Below are records. Copy every line with "screenshot" in it.
*** Opening of Supplied information ***
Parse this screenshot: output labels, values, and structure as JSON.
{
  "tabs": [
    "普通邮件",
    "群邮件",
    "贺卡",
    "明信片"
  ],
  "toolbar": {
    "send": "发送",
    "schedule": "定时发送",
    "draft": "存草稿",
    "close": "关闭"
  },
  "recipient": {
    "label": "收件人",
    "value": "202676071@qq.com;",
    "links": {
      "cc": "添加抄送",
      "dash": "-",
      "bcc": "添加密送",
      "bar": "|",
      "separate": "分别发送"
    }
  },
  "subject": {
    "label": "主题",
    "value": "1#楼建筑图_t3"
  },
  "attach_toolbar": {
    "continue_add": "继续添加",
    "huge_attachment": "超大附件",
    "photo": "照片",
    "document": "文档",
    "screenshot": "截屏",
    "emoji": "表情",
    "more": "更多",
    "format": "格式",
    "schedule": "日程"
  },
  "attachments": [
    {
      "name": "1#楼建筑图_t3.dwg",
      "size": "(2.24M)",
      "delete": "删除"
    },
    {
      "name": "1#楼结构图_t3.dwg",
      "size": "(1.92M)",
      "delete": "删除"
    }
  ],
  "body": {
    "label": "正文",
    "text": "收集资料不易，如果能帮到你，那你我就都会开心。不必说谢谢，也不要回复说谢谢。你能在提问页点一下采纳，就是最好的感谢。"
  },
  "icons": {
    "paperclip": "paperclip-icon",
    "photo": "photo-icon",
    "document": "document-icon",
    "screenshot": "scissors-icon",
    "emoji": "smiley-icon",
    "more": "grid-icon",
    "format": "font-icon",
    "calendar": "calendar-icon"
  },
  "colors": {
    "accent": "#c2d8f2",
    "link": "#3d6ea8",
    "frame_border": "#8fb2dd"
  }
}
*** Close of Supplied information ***
Task answer:
Parse this screenshot: output labels, values, and structure as JSON.
    "screenshot": "截屏",
    "screenshot": "scissors-icon",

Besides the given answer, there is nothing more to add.